Traffic lights are also called signals because they provide information that directs our future action. They “signal” us to stop, go, or in the case of yellow… hit the gas and race through the intersection. (Maybe I don’t have that last signal quite right.) Emotions are signals too. They contain information that communicates direction. Just as in traffic lights, we can only understand emotional signals if we detect the signal, judge its intensity (akin to how far you are from the light), and evaluate our options accurately. How well do you understand emotional signals?
Emotional intelligence (EI) is "the ability to carry out accurate reasoning about emotions and the ability to use the emotions and emotional knowledge to enhance thought.” (1) In their extensive review of EI research, Professor John Mayer and his colleagues reported that high EI scores predict better social relations, decision-making, negotiation results, and long-term leadership success. (1) There are four major emotional skills outlined by Professor Mayer:
I. Perceive the emotions
II. Use the emotions
III. Understand the emotional future
IV. Manage the emotions
Previous blogs discussed the first two skills. We will now focus on improving the third EI skill - understanding emotions so you can predict the future accurately. Leaders who are strong in this skill understand the basic causes of the emotions, have a rich emotional vocabulary, and employ what-if analysis to create the desired future.
To understand a thing is to know its cause. Research suggests that the cause of each of the five basic emotions is as follows:
Sad. We fall into sadness when we do not achieve a goal or we lose something that we care about. Sadness often leads us to mourning, thereby allowing us time to grabble with the loss.
Happy. Happiness bubbles up when we do or experience something that we value. It usually is related to achieving a meaningful goal.
Anger. Anger boils up when we feel we've been wronged or that an injustice has been committed. So anger does have a place, but it can also be quite destructive. When we feel anger, the key is to try to understand from whence it comes.
Fearful. Fear grabs us when something undesirable is happening or is about to. It is frequently accompanied by a feeling of uncertainty and a desire to escape. Anxiety is related to fear, but usually is a more persistent and generalized.
Surprise. Surprise springs out of the jack-in-the-box when events do not go according to plan. It catches our attention and, like a magic trick, encourages us to try to figure out what’s up.
Once you understand the causes of the basic emotions, it is necessary to expand your emotional vocabulary. This allows you to fine-tune your understanding of emotions, yours and those around you. For example, I could say that I was surprised when I received a new executive coaching contract yesterday. But that would not be accurate because I was actually amazed. My amazement stemmed having it signed and delivered within a week of submitting it. If you don't have a robust language, you are not able to express yourself fully.
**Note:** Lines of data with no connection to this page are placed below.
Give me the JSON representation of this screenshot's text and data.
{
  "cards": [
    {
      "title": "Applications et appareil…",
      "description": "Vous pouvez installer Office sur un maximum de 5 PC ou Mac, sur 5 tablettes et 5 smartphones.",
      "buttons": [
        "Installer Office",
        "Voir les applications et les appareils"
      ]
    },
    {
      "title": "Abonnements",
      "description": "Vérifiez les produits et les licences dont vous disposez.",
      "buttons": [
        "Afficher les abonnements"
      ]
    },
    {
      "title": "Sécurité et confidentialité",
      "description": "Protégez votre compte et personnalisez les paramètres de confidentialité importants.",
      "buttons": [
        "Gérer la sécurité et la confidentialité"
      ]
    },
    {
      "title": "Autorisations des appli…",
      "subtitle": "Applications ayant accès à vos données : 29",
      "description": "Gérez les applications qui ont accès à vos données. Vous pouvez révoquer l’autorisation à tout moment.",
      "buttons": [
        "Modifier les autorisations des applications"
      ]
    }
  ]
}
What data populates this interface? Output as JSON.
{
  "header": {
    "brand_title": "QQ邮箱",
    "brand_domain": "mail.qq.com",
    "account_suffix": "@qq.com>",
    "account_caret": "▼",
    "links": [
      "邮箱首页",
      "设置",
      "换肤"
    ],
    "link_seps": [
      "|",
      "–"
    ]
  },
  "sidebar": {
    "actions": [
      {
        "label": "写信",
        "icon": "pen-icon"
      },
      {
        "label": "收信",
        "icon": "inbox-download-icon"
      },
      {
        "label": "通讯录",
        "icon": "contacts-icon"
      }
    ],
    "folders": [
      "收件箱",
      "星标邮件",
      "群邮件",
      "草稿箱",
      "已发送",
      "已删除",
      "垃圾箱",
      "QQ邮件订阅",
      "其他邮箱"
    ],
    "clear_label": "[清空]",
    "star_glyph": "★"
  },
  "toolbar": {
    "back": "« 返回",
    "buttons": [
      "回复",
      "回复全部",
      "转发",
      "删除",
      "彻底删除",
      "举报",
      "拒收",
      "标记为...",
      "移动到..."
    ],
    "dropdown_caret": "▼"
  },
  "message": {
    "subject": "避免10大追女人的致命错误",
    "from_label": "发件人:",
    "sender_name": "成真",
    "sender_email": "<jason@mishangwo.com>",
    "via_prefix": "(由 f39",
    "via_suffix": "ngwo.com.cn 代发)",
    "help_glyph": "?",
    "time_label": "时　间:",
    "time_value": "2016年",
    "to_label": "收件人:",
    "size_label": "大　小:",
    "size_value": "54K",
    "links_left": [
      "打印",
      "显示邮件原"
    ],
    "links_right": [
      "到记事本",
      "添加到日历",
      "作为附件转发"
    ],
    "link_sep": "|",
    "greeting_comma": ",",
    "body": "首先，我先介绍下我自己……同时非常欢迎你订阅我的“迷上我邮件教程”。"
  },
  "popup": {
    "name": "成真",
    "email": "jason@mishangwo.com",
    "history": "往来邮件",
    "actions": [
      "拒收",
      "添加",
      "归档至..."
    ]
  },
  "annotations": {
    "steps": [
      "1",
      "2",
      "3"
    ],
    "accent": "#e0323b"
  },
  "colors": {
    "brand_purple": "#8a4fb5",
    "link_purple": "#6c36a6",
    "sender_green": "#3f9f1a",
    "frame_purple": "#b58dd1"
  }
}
Each of the five basic emotions listed below has related emotional terms adapted from professors Caruso and Salovey: (2)
Understanding the cause of emotions and expanding your emotional vocabulary are preludes to predicting the emotional future. It is very useful for leaders to understand not only where others are “coming from,” but where they're “going to.” Prediction in emotions is like predicting in any other business discipline; you employ what-if analysis to generate a plan of action.
The key ingredient to what-if analysis is recognizing the patterns that emotions follow. Then of course, you already know that if you had studied the list of five basic emotions and their related emotional terms. Please look again, this time search for patterns. Do you notice the progression of each emotion? By recognizing that emotions advance through predictable sequences, you are able to test certain assumptions about your plan to deal with that emotion. For example, if you are in a meeting and one of your direct reports seems annoyed with one of her colleagues (because he’s talking too much), you can predict that she will soon become frustrated, upset, and even angry if you do not deal with the situation. By detecting annoyance early, you can avoid this emotional escalator. Perhaps you therefore decide to ask others for their contributions, thereby limiting the talker’s domination.
I recommend that you refer to the emotion list throughout the day to expand your emotional vocabulary and experiment with what-if analysis. How surprised will you be as you become a better leader because you understand the emotional future?
Keep on stretching,
1. John Mayer and colleagues: Human Abilities: Emotional Intelligence, ‘Annual Review of Psychology,’ 2008, 59: 507 -- 536.
2. David Caruso and Peter Salovey: ‘The Emotionally Intelligent Manager: How To Develop and Use The Four Key Emotional Skills of Leadership,’ Josse-Bass, San Francisco, California, 2004 41 - 51.